* Work request *
Gather, from the data below, each line in which the word "download" occurs.

[Start of section]

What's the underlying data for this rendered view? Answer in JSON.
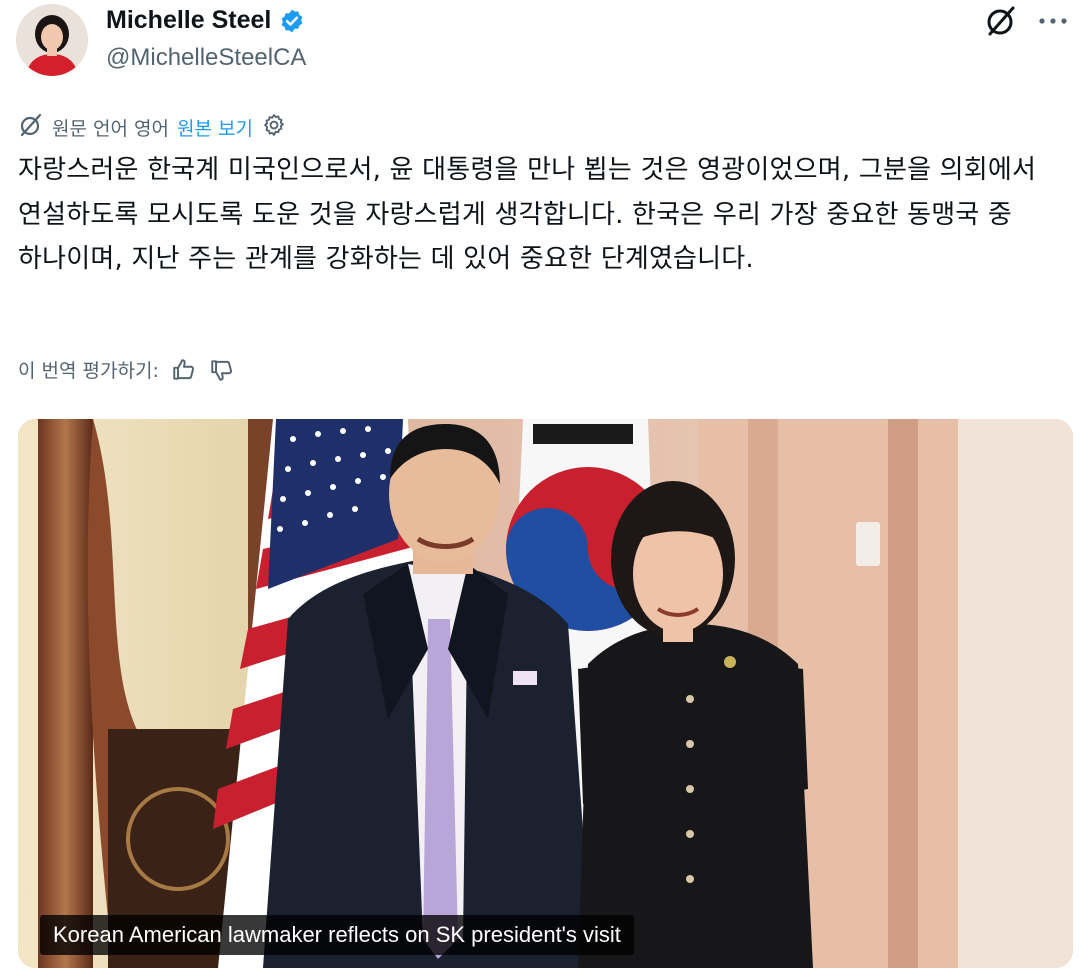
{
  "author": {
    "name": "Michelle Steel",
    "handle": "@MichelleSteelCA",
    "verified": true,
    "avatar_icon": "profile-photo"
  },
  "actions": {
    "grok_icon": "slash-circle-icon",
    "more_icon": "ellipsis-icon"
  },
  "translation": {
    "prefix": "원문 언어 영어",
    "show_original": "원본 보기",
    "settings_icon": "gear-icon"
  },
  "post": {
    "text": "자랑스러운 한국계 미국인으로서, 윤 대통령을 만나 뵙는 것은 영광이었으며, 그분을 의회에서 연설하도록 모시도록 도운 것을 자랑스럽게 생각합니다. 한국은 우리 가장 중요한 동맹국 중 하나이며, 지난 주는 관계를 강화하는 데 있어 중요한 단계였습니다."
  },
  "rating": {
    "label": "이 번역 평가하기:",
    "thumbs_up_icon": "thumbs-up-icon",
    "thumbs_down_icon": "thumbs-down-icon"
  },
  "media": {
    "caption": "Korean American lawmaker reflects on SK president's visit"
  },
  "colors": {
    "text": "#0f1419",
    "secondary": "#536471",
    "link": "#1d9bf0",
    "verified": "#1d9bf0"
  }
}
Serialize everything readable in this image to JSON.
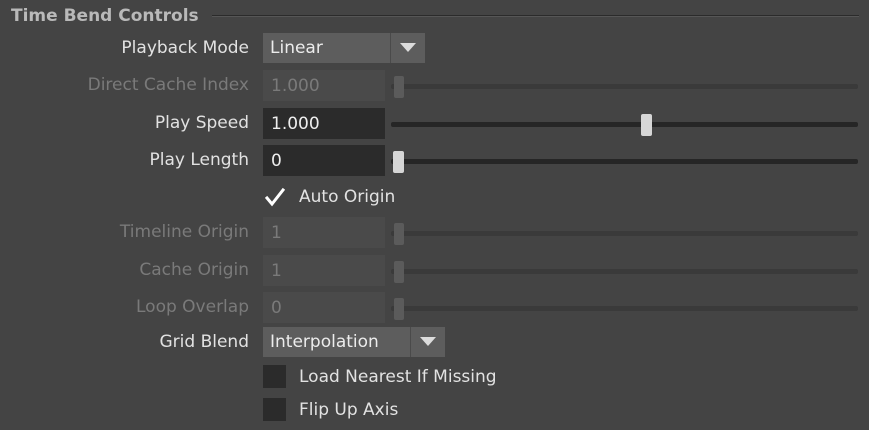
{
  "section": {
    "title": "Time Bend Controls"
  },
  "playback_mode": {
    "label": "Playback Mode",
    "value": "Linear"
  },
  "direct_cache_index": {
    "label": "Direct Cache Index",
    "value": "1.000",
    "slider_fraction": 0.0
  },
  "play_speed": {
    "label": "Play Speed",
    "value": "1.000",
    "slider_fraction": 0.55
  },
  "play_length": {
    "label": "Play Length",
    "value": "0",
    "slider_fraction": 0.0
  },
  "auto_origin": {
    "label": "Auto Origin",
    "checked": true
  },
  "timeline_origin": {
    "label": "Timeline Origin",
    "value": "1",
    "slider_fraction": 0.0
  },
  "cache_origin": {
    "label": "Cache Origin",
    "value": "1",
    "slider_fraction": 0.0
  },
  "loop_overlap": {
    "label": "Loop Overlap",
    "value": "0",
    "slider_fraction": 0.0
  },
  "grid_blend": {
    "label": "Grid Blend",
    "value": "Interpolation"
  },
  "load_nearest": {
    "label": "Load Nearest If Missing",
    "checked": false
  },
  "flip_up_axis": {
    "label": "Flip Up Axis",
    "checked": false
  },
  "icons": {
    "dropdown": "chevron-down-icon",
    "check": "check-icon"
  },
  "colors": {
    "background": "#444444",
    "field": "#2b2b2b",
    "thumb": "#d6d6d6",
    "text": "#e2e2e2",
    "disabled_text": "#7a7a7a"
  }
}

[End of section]
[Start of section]

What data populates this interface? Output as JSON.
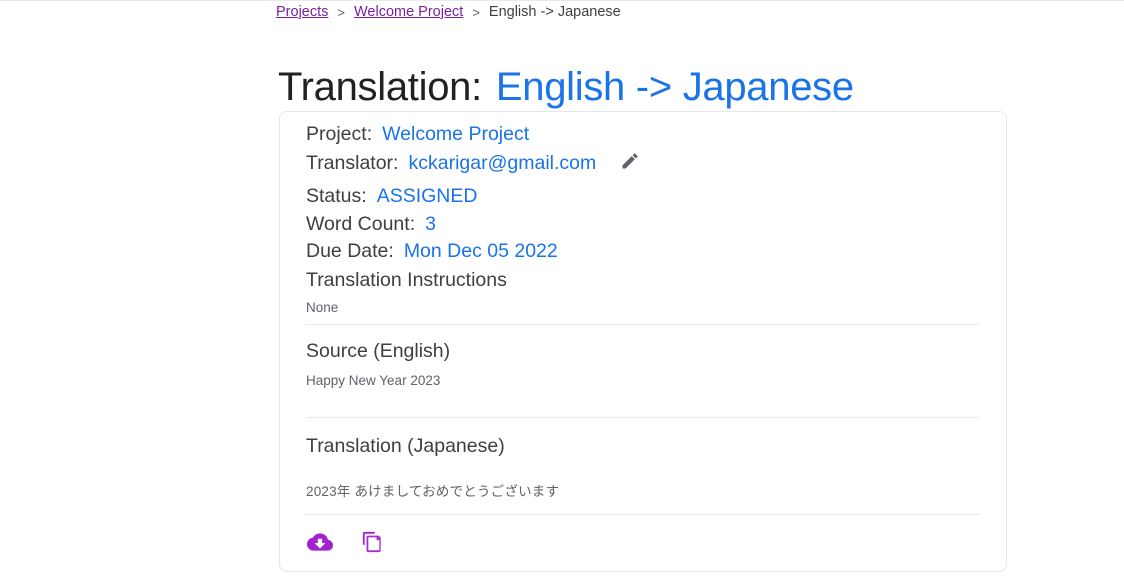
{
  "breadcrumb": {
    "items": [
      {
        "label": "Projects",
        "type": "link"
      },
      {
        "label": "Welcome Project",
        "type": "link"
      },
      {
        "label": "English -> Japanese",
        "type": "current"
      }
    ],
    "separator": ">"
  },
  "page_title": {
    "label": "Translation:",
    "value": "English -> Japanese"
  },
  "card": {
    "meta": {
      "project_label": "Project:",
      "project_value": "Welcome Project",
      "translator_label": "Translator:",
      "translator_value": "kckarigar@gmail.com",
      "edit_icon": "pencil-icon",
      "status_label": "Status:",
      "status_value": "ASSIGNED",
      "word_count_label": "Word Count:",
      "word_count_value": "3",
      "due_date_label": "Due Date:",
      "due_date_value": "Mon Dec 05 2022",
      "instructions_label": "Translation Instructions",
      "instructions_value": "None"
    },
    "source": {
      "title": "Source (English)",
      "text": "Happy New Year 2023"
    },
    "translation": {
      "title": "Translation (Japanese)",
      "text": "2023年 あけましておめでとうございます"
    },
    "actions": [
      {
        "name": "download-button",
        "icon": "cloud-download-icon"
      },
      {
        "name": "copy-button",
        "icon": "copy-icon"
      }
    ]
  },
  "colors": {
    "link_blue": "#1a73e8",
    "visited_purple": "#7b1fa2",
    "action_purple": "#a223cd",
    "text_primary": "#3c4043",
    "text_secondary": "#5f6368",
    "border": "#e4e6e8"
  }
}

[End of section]
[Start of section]

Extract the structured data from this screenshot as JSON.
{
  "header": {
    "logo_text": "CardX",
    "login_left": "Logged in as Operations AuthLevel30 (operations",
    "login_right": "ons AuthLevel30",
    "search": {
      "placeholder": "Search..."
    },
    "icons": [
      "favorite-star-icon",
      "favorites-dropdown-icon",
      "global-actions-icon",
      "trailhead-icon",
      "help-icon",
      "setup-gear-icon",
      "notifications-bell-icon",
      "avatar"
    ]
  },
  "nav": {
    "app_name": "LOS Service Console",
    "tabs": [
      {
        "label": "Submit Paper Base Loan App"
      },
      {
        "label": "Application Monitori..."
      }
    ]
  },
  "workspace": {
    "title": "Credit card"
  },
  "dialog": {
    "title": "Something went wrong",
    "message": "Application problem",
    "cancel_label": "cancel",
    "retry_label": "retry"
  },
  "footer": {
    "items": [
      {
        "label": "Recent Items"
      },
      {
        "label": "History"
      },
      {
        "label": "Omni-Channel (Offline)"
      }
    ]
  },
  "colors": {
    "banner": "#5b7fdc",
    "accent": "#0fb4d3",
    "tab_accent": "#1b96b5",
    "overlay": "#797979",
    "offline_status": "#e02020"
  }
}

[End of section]

* Result below *
        "name": "download-button",
        "icon": "cloud-download-icon"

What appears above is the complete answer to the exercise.